> _PROBLEM DESCRIPTION_:
Extract the entries in their exact form.

[Entries from a dataset of interfaces]
========================

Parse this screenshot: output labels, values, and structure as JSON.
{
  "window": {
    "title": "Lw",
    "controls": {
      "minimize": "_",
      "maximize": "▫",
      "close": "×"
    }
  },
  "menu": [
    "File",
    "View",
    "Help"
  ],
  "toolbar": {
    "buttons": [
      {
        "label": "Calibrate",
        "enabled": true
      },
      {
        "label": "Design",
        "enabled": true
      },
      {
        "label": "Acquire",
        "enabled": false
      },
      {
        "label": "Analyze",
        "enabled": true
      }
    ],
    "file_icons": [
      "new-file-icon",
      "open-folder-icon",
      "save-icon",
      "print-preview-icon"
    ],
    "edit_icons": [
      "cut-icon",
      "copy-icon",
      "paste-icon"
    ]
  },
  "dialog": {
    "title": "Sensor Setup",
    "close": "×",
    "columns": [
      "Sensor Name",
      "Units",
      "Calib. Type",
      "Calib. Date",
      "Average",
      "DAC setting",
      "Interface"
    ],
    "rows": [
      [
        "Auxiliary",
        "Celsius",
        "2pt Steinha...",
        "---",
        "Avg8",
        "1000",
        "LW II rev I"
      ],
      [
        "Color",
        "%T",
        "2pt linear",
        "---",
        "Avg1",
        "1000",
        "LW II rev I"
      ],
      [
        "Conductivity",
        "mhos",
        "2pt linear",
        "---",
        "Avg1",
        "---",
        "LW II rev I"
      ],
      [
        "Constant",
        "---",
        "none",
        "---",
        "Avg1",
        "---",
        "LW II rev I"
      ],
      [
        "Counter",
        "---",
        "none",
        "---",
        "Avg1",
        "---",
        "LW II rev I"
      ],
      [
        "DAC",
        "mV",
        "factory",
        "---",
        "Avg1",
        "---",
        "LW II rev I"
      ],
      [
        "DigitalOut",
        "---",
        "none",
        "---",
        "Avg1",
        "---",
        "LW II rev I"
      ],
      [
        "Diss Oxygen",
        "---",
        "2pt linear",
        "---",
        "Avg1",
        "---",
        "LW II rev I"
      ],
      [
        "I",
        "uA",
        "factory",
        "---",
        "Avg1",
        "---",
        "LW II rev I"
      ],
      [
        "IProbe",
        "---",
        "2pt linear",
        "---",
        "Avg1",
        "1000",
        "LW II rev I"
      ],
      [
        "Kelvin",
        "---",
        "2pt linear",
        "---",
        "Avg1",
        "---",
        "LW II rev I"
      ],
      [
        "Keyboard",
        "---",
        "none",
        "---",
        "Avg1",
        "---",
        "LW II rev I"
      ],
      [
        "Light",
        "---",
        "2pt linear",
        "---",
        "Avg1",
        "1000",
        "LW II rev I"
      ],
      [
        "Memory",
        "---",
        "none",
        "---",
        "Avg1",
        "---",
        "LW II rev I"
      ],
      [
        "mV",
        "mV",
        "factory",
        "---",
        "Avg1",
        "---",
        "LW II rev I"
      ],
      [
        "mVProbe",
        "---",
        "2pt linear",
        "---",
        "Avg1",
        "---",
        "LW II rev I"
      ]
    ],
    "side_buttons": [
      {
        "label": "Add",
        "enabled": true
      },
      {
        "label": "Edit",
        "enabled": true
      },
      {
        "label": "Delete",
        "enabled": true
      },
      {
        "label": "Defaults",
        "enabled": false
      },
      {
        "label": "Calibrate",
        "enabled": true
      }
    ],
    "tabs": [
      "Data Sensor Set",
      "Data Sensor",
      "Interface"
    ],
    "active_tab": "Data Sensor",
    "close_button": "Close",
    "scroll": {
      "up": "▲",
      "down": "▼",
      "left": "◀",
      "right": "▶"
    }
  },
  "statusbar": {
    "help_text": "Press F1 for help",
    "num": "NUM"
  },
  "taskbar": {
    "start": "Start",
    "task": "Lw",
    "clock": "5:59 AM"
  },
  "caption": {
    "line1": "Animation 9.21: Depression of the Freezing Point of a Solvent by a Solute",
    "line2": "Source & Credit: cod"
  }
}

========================

> _WRITTEN RESPONSE_:
Parse this screenshot: output labels, values, and structure as JSON.
{
  "window": {
    "title": "Lw",
    "controls": {
      "minimize": "_",
      "maximize": "▫",
      "close": "×"
    }
  },
  "menu": [
    "File",
    "View",
    "Help"
  ],
  "toolbar": {
    "buttons": [
      {
        "label": "Calibrate",
        "enabled": true
      },
      {
        "label": "Design",
        "enabled": true
      },
      {
        "label": "Acquire",
        "enabled": false
      },
      {
        "label": "Analyze",
        "enabled": true
      }
    ],
    "file_icons": [
      "new-file-icon",
      "open-folder-icon",
      "save-icon",
      "print-preview-icon"
    ],
    "edit_icons": [
      "cut-icon",
      "copy-icon",
      "paste-icon"
    ]
  },
  "dialog": {
    "title": "Sensor Setup",
    "close": "×",
    "columns": [
      "Sensor Name",
      "Units",
      "Calib. Type",
      "Calib. Date",
      "Average",
      "DAC setting",
      "Interface"
    ],
    "rows": [
      [
        "Auxiliary",
        "Celsius",
        "2pt Steinha...",
        "---",
        "Avg8",
        "1000",
        "LW II rev I"
      ],
      [
        "Color",
        "%T",
        "2pt linear",
        "---",
        "Avg1",
        "1000",
        "LW II rev I"
      ],
      [
        "Conductivity",
        "mhos",
        "2pt linear",
        "---",
        "Avg1",
        "---",
        "LW II rev I"
      ],
      [
        "Constant",
        "---",
        "none",
        "---",
        "Avg1",
        "---",
        "LW II rev I"
      ],
      [
        "Counter",
        "---",
        "none",
        "---",
        "Avg1",
        "---",
        "LW II rev I"
      ],
      [
        "DAC",
        "mV",
        "factory",
        "---",
        "Avg1",
        "---",
        "LW II rev I"
      ],
      [
        "DigitalOut",
        "---",
        "none",
        "---",
        "Avg1",
        "---",
        "LW II rev I"
      ],
      [
        "Diss Oxygen",
        "---",
        "2pt linear",
        "---",
        "Avg1",
        "---",
        "LW II rev I"
      ],
      [
        "I",
        "uA",
        "factory",
        "---",
        "Avg1",
        "---",
        "LW II rev I"
      ],
      [
        "IProbe",
        "---",
        "2pt linear",
        "---",
        "Avg1",
        "1000",
        "LW II rev I"
      ],
      [
        "Kelvin",
        "---",
        "2pt linear",
        "---",
        "Avg1",
        "---",
        "LW II rev I"
      ],
      [
        "Keyboard",
        "---",
        "none",
        "---",
        "Avg1",
        "---",
        "LW II rev I"
      ],
      [
        "Light",
        "---",
        "2pt linear",
        "---",
        "Avg1",
        "1000",
        "LW II rev I"
      ],
      [
        "Memory",
        "---",
        "none",
        "---",
        "Avg1",
        "---",
        "LW II rev I"
      ],
      [
        "mV",
        "mV",
        "factory",
        "---",
        "Avg1",
        "---",
        "LW II rev I"
      ],
      [
        "mVProbe",
        "---",
        "2pt linear",
        "---",
        "Avg1",
        "---",
        "LW II rev I"
      ]
    ],
    "side_buttons": [
      {
        "label": "Add",
        "enabled": true
      },
      {
        "label": "Edit",
        "enabled": true
      },
      {
        "label": "Delete",
        "enabled": true
      },
      {
        "label": "Defaults",
        "enabled": false
      },
      {
        "label": "Calibrate",
        "enabled": true
      }
    ],
    "tabs": [
      "Data Sensor Set",
      "Data Sensor",
      "Interface"
    ],
    "active_tab": "Data Sensor",
    "close_button": "Close",
    "scroll": {
      "up": "▲",
      "down": "▼",
      "left": "◀",
      "right": "▶"
    }
  },
  "statusbar": {
    "help_text": "Press F1 for help",
    "num": "NUM"
  },
  "taskbar": {
    "start": "Start",
    "task": "Lw",
    "clock": "5:59 AM"
  },
  "caption": {
    "line1": "Animation 9.21: Depression of the Freezing Point of a Solvent by a Solute",
    "line2": "Source & Credit: cod"
  }
}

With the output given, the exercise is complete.